Segment Open

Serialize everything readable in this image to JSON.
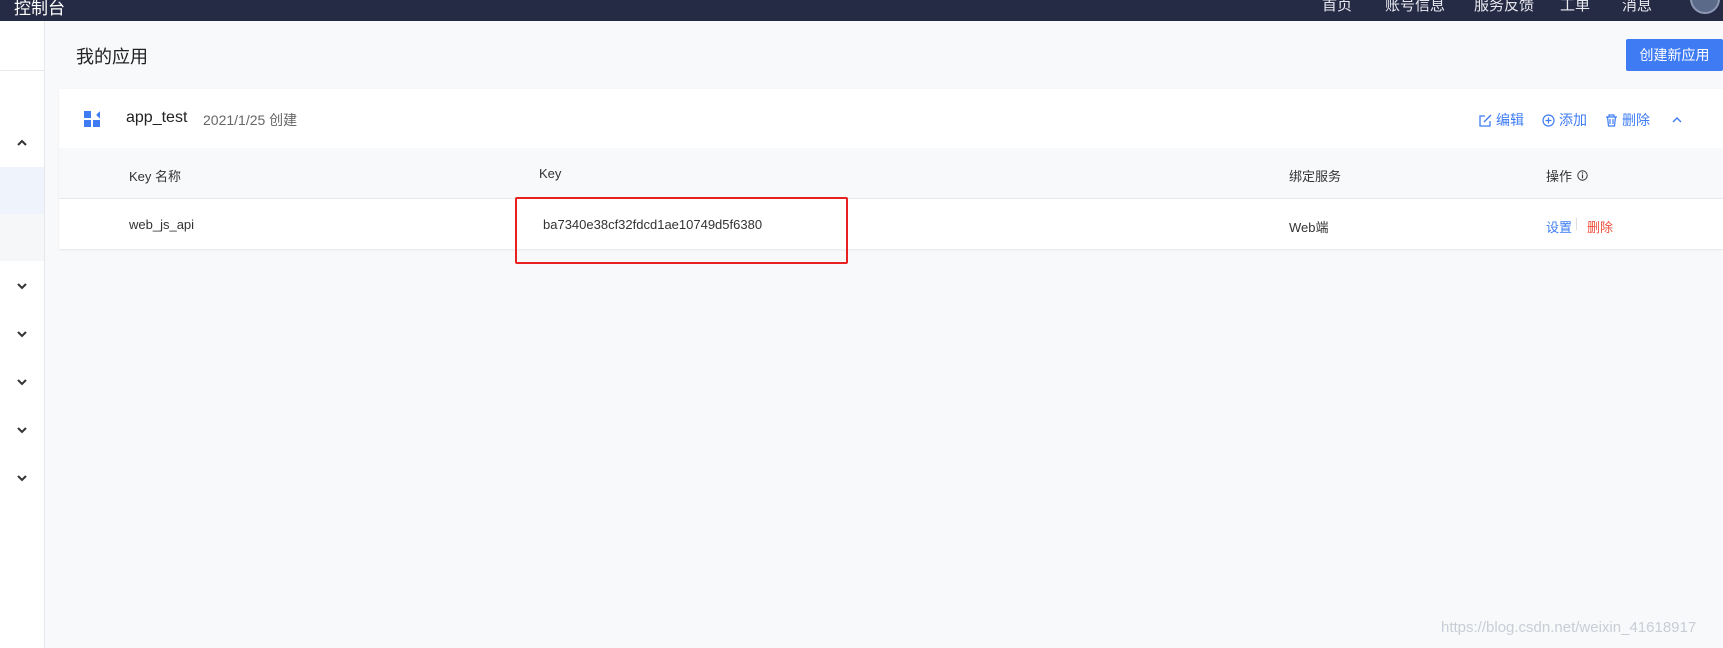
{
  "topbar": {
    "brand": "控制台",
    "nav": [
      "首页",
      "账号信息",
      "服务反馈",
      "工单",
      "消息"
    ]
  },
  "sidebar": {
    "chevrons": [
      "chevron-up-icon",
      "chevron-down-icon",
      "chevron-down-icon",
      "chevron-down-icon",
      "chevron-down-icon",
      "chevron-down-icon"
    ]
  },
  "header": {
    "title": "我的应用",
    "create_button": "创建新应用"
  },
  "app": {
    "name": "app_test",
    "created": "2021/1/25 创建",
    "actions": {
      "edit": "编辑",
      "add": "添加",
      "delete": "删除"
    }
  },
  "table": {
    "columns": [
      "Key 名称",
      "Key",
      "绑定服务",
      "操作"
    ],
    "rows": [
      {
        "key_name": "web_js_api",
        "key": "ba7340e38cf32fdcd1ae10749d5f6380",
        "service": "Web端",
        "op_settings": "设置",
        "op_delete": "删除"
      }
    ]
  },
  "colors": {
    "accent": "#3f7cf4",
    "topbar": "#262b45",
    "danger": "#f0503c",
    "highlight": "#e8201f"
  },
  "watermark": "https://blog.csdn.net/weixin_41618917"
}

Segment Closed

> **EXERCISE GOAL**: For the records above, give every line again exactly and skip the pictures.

> **EXERCISE RESULT**:
Serialize everything readable in this image to JSON.
{
  "topbar": {
    "brand": "控制台",
    "nav": [
      "首页",
      "账号信息",
      "服务反馈",
      "工单",
      "消息"
    ]
  },
  "sidebar": {
    "chevrons": [
      "chevron-up-icon",
      "chevron-down-icon",
      "chevron-down-icon",
      "chevron-down-icon",
      "chevron-down-icon",
      "chevron-down-icon"
    ]
  },
  "header": {
    "title": "我的应用",
    "create_button": "创建新应用"
  },
  "app": {
    "name": "app_test",
    "created": "2021/1/25 创建",
    "actions": {
      "edit": "编辑",
      "add": "添加",
      "delete": "删除"
    }
  },
  "table": {
    "columns": [
      "Key 名称",
      "Key",
      "绑定服务",
      "操作"
    ],
    "rows": [
      {
        "key_name": "web_js_api",
        "key": "ba7340e38cf32fdcd1ae10749d5f6380",
        "service": "Web端",
        "op_settings": "设置",
        "op_delete": "删除"
      }
    ]
  },
  "colors": {
    "accent": "#3f7cf4",
    "topbar": "#262b45",
    "danger": "#f0503c",
    "highlight": "#e8201f"
  },
  "watermark": "https://blog.csdn.net/weixin_41618917"
}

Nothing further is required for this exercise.